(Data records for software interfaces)
————————

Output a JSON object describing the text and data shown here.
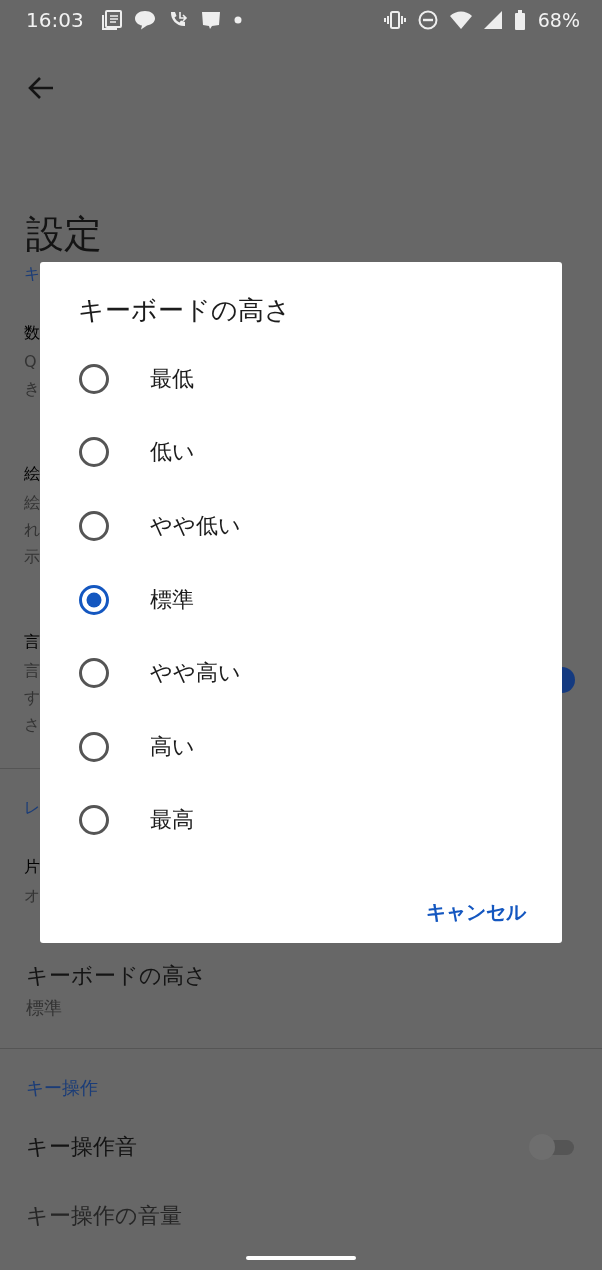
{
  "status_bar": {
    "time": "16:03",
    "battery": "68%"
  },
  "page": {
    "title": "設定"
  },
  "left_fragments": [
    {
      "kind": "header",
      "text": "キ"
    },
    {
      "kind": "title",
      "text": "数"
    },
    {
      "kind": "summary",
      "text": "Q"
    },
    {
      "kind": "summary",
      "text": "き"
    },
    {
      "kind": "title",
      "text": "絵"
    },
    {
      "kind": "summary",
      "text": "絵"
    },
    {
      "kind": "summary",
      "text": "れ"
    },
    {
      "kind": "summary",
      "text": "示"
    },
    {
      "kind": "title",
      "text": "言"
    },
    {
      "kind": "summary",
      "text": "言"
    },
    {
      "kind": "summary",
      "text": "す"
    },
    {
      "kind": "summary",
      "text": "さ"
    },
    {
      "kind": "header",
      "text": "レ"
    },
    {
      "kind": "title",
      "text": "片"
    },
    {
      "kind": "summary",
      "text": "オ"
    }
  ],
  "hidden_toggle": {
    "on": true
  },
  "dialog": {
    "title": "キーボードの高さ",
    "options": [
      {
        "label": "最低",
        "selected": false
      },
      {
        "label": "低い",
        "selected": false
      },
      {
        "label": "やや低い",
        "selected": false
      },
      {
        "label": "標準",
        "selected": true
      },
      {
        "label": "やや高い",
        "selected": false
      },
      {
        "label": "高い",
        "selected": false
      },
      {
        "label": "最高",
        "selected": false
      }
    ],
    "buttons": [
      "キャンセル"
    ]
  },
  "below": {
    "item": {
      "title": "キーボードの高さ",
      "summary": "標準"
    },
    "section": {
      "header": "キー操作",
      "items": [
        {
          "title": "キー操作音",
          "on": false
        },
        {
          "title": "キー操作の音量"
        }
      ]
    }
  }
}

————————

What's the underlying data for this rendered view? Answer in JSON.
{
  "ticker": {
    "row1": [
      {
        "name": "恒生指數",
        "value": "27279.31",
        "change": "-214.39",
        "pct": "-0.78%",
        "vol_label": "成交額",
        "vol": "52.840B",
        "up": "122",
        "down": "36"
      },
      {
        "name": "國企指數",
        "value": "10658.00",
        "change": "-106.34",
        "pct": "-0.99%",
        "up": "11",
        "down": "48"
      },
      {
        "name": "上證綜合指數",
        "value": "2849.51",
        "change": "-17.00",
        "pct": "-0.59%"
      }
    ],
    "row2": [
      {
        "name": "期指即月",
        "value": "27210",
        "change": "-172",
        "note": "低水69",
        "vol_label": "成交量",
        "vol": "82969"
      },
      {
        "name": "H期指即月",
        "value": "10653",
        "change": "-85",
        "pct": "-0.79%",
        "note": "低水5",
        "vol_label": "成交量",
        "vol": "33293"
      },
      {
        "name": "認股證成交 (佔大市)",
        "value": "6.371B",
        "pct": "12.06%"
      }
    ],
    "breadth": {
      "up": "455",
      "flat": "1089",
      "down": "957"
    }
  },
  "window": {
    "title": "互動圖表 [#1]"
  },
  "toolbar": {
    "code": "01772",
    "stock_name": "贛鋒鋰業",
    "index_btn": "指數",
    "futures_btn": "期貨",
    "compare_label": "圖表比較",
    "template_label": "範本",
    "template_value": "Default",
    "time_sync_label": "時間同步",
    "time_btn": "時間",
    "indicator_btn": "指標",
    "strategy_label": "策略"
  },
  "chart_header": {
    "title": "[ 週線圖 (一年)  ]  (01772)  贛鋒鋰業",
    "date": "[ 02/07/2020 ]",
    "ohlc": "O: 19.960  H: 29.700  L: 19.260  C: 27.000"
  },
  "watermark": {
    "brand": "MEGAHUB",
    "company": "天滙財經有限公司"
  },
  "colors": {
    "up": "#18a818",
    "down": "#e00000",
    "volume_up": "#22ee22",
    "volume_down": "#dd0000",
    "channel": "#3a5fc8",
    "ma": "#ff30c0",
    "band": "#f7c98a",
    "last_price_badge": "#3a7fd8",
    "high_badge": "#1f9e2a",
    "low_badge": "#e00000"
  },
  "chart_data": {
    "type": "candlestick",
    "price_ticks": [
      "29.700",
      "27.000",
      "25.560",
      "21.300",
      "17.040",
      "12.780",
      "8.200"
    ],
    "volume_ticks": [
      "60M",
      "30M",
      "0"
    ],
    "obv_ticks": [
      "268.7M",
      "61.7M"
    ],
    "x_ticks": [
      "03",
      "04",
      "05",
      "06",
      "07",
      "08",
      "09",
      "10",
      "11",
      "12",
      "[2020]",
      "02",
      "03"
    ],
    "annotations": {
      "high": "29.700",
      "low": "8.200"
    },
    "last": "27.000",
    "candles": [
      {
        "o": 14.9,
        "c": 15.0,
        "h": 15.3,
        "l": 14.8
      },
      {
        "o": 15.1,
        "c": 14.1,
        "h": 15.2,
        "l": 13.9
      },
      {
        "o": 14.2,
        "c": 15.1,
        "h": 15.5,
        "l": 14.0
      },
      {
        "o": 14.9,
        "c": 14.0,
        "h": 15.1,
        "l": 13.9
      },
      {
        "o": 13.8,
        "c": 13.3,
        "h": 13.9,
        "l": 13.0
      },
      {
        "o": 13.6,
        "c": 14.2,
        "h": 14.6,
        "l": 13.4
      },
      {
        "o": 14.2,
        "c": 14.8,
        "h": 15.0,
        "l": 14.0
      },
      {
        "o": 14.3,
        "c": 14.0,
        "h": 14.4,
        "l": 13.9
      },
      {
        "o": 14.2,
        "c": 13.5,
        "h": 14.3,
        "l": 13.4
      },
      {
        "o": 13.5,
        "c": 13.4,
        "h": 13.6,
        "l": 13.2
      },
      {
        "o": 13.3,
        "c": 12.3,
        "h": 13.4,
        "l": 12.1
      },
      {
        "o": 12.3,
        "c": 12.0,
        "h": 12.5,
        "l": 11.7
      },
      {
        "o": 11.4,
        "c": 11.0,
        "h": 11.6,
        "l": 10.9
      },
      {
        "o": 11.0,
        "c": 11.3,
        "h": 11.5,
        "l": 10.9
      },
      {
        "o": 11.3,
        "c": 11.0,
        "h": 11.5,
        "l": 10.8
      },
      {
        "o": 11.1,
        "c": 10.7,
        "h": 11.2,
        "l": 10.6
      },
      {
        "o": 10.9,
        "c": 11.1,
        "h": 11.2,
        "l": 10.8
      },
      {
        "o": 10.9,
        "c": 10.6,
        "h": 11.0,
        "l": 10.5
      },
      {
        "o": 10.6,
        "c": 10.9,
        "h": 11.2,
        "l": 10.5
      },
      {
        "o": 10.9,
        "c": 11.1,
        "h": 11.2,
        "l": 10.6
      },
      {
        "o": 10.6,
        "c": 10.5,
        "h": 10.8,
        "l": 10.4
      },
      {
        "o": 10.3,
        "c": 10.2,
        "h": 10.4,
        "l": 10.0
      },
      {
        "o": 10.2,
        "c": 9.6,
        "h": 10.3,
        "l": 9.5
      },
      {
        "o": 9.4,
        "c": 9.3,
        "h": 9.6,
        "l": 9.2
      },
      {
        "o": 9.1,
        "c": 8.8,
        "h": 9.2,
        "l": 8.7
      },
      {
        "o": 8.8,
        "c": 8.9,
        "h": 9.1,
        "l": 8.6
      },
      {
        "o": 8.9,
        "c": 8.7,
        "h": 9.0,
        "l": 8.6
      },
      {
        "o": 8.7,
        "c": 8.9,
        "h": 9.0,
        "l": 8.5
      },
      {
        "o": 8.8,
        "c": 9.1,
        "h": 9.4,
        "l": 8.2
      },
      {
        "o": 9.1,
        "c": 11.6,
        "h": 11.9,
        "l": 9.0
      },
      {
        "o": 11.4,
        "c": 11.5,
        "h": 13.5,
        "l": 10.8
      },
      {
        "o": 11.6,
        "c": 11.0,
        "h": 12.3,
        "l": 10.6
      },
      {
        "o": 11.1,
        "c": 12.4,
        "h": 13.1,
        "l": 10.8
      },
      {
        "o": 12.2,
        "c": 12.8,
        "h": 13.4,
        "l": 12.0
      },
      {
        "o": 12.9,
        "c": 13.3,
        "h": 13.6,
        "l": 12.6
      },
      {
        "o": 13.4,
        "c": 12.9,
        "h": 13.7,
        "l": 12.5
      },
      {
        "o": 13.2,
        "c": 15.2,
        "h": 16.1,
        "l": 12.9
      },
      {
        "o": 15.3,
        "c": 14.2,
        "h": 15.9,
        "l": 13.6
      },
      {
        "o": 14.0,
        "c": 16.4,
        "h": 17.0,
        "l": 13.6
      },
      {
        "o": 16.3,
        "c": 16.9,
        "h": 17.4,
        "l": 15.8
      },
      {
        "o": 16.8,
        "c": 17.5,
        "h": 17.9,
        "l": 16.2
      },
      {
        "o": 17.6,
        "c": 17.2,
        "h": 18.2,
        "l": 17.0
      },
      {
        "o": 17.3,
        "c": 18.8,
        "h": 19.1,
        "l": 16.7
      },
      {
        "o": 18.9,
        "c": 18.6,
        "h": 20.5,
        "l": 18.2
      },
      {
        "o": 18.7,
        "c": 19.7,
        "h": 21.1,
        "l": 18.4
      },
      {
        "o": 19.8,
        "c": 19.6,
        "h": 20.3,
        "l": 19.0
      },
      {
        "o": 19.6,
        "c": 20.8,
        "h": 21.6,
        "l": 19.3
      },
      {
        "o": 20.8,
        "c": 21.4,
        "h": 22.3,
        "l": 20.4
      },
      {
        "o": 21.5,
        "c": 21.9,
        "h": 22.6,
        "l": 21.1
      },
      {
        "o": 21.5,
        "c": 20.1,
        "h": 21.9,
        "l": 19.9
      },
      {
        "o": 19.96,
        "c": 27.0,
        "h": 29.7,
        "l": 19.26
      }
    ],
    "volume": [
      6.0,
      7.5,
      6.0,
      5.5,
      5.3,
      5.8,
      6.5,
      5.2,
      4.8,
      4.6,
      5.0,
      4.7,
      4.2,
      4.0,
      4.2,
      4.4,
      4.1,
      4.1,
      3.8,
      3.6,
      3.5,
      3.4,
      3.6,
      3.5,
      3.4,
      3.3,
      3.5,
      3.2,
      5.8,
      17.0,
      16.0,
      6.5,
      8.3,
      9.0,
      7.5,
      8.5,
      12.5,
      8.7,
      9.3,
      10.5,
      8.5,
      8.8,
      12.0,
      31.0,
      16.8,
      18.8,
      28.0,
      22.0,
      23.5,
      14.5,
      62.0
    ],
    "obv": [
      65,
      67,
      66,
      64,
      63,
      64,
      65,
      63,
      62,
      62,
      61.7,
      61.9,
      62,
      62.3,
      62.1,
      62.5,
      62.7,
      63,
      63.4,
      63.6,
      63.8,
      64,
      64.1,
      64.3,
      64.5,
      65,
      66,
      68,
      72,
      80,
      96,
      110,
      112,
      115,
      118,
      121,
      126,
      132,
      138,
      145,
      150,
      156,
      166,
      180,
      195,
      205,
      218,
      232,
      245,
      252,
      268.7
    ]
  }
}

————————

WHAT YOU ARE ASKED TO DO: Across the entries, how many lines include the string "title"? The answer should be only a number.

ANSWER TO THE EXERCISE: 11